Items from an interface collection

____

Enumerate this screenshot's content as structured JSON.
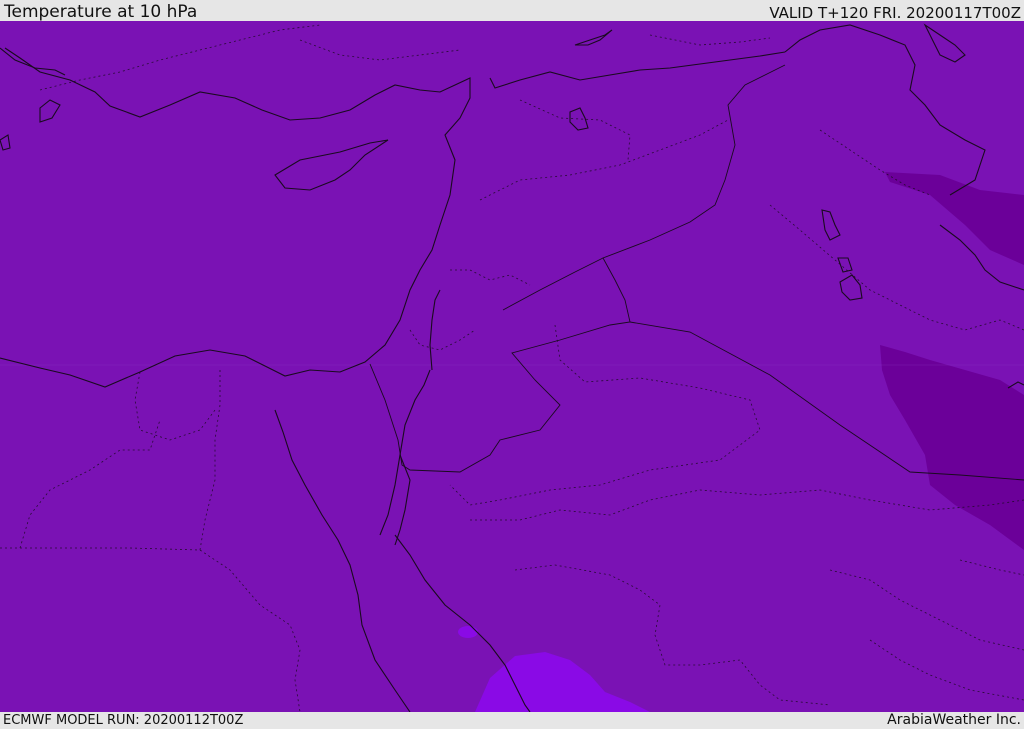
{
  "header": {
    "title": "Temperature at 10 hPa",
    "valid": "VALID T+120 FRI. 20200117T00Z"
  },
  "footer": {
    "model_run": "ECMWF MODEL RUN: 20200112T00Z",
    "credit": "ArabiaWeather Inc."
  },
  "colors": {
    "background_field": "#7a12b4",
    "cold_core": "#6b0099",
    "warm_patch": "#8a0ae6",
    "outline": "#1a0a1f"
  }
}
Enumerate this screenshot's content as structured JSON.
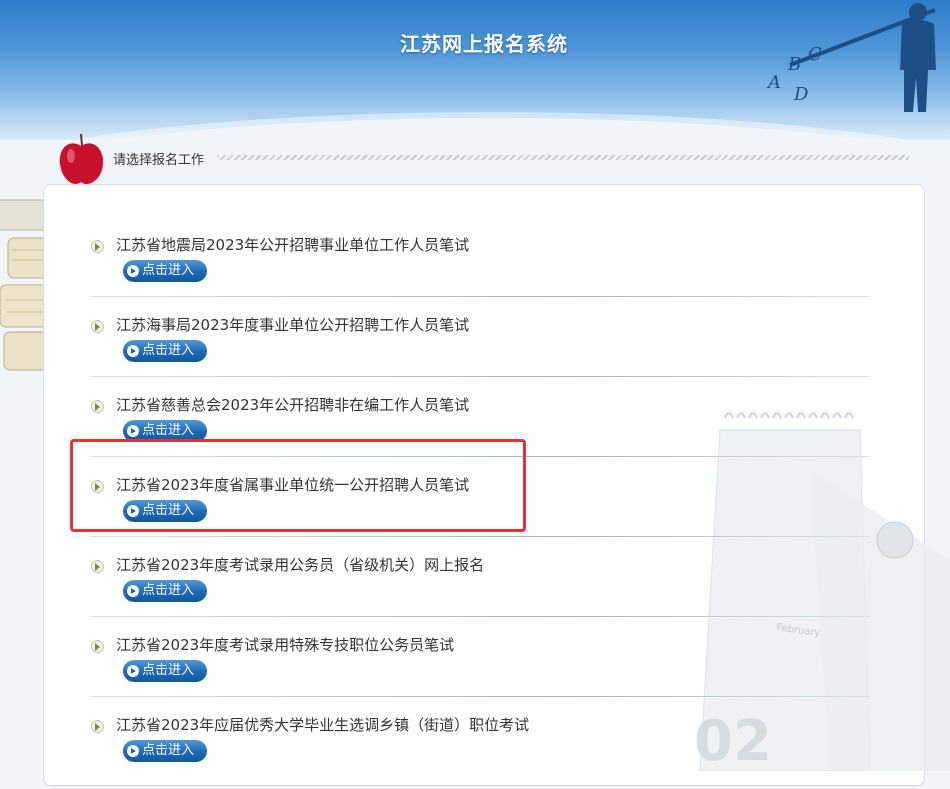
{
  "header": {
    "title": "江苏网上报名系统",
    "art_letters": [
      "A",
      "B",
      "C",
      "D"
    ]
  },
  "section": {
    "title": "请选择报名工作"
  },
  "exams": [
    {
      "name": "江苏省地震局2023年公开招聘事业单位工作人员笔试",
      "button": "点击进入"
    },
    {
      "name": "江苏海事局2023年度事业单位公开招聘工作人员笔试",
      "button": "点击进入"
    },
    {
      "name": "江苏省慈善总会2023年公开招聘非在编工作人员笔试",
      "button": "点击进入"
    },
    {
      "name": "江苏省2023年度省属事业单位统一公开招聘人员笔试",
      "button": "点击进入",
      "highlighted": true
    },
    {
      "name": "江苏省2023年度考试录用公务员（省级机关）网上报名",
      "button": "点击进入"
    },
    {
      "name": "江苏省2023年度考试录用特殊专技职位公务员笔试",
      "button": "点击进入"
    },
    {
      "name": "江苏省2023年应届优秀大学毕业生选调乡镇（街道）职位考试",
      "button": "点击进入"
    }
  ],
  "decor": {
    "calendar_month": "February",
    "calendar_day": "02"
  },
  "colors": {
    "header_blue": "#3b86cf",
    "button_blue": "#1f68b3",
    "highlight_red": "#e53333"
  }
}
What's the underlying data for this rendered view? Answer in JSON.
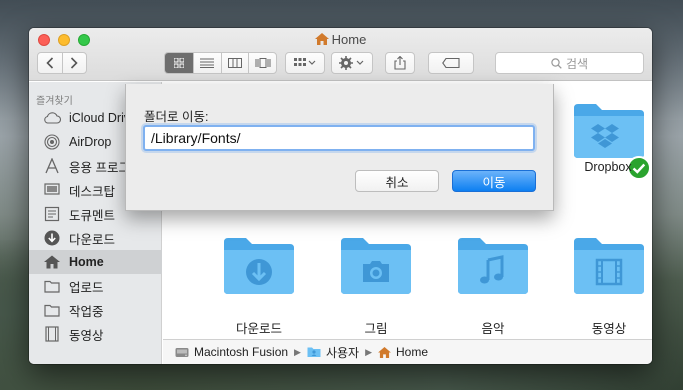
{
  "window": {
    "title": "Home"
  },
  "toolbar": {
    "back_icon": "chevron-left-icon",
    "forward_icon": "chevron-right-icon",
    "views": [
      "icon-view",
      "list-view",
      "column-view",
      "cover-flow-view"
    ],
    "search_placeholder": "검색"
  },
  "sidebar": {
    "header": "즐겨찾기",
    "items": [
      {
        "label": "iCloud Drive",
        "icon": "cloud-icon"
      },
      {
        "label": "AirDrop",
        "icon": "airdrop-icon"
      },
      {
        "label": "응용 프로그램",
        "icon": "applications-icon"
      },
      {
        "label": "데스크탑",
        "icon": "desktop-icon"
      },
      {
        "label": "도큐멘트",
        "icon": "document-icon"
      },
      {
        "label": "다운로드",
        "icon": "download-icon"
      },
      {
        "label": "Home",
        "icon": "home-icon",
        "active": true
      },
      {
        "label": "업로드",
        "icon": "folder-icon"
      },
      {
        "label": "작업중",
        "icon": "folder-icon"
      },
      {
        "label": "동영상",
        "icon": "movie-icon"
      }
    ]
  },
  "content": {
    "folders": [
      {
        "label": "Dropbox",
        "icon": "dropbox-folder-icon"
      },
      {
        "label": "다운로드",
        "icon": "download-folder-icon"
      },
      {
        "label": "그림",
        "icon": "pictures-folder-icon"
      },
      {
        "label": "음악",
        "icon": "music-folder-icon"
      },
      {
        "label": "동영상",
        "icon": "movies-folder-icon"
      }
    ]
  },
  "pathbar": {
    "items": [
      "Macintosh Fusion",
      "사용자",
      "Home"
    ]
  },
  "dialog": {
    "label": "폴더로 이동:",
    "value": "/Library/Fonts/",
    "cancel_label": "취소",
    "go_label": "이동"
  },
  "colors": {
    "folder": "#6cc0f4",
    "folder_dark": "#4aa8e8",
    "accent": "#0d7ff1",
    "sync_badge": "#2aa32e"
  }
}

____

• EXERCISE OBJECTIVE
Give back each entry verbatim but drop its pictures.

• EXERCISE RESULT
Enumerate this screenshot's content as structured JSON.
{
  "header": {
    "title": "Temperature at 10 hPa",
    "valid": "VALID T+120 FRI. 20200117T00Z"
  },
  "footer": {
    "model_run": "ECMWF MODEL RUN: 20200112T00Z",
    "credit": "ArabiaWeather Inc."
  },
  "colors": {
    "background_field": "#7a12b4",
    "cold_core": "#6b0099",
    "warm_patch": "#8a0ae6",
    "outline": "#1a0a1f"
  }
}
Enumerate this screenshot's content as structured JSON.
{
  "header": {
    "title": "江苏网上报名系统",
    "art_letters": [
      "A",
      "B",
      "C",
      "D"
    ]
  },
  "section": {
    "title": "请选择报名工作"
  },
  "exams": [
    {
      "name": "江苏省地震局2023年公开招聘事业单位工作人员笔试",
      "button": "点击进入"
    },
    {
      "name": "江苏海事局2023年度事业单位公开招聘工作人员笔试",
      "button": "点击进入"
    },
    {
      "name": "江苏省慈善总会2023年公开招聘非在编工作人员笔试",
      "button": "点击进入"
    },
    {
      "name": "江苏省2023年度省属事业单位统一公开招聘人员笔试",
      "button": "点击进入",
      "highlighted": true
    },
    {
      "name": "江苏省2023年度考试录用公务员（省级机关）网上报名",
      "button": "点击进入"
    },
    {
      "name": "江苏省2023年度考试录用特殊专技职位公务员笔试",
      "button": "点击进入"
    },
    {
      "name": "江苏省2023年应届优秀大学毕业生选调乡镇（街道）职位考试",
      "button": "点击进入"
    }
  ],
  "decor": {
    "calendar_month": "February",
    "calendar_day": "02"
  },
  "colors": {
    "header_blue": "#3b86cf",
    "button_blue": "#1f68b3",
    "highlight_red": "#e53333"
  }
}
What's the underlying data for this rendered view? Answer in JSON.
{
  "window": {
    "title": "Home"
  },
  "toolbar": {
    "back_icon": "chevron-left-icon",
    "forward_icon": "chevron-right-icon",
    "views": [
      "icon-view",
      "list-view",
      "column-view",
      "cover-flow-view"
    ],
    "search_placeholder": "검색"
  },
  "sidebar": {
    "header": "즐겨찾기",
    "items": [
      {
        "label": "iCloud Drive",
        "icon": "cloud-icon"
      },
      {
        "label": "AirDrop",
        "icon": "airdrop-icon"
      },
      {
        "label": "응용 프로그램",
        "icon": "applications-icon"
      },
      {
        "label": "데스크탑",
        "icon": "desktop-icon"
      },
      {
        "label": "도큐멘트",
        "icon": "document-icon"
      },
      {
        "label": "다운로드",
        "icon": "download-icon"
      },
      {
        "label": "Home",
        "icon": "home-icon",
        "active": true
      },
      {
        "label": "업로드",
        "icon": "folder-icon"
      },
      {
        "label": "작업중",
        "icon": "folder-icon"
      },
      {
        "label": "동영상",
        "icon": "movie-icon"
      }
    ]
  },
  "content": {
    "folders": [
      {
        "label": "Dropbox",
        "icon": "dropbox-folder-icon"
      },
      {
        "label": "다운로드",
        "icon": "download-folder-icon"
      },
      {
        "label": "그림",
        "icon": "pictures-folder-icon"
      },
      {
        "label": "음악",
        "icon": "music-folder-icon"
      },
      {
        "label": "동영상",
        "icon": "movies-folder-icon"
      }
    ]
  },
  "pathbar": {
    "items": [
      "Macintosh Fusion",
      "사용자",
      "Home"
    ]
  },
  "dialog": {
    "label": "폴더로 이동:",
    "value": "/Library/Fonts/",
    "cancel_label": "취소",
    "go_label": "이동"
  },
  "colors": {
    "folder": "#6cc0f4",
    "folder_dark": "#4aa8e8",
    "accent": "#0d7ff1",
    "sync_badge": "#2aa32e"
  }
}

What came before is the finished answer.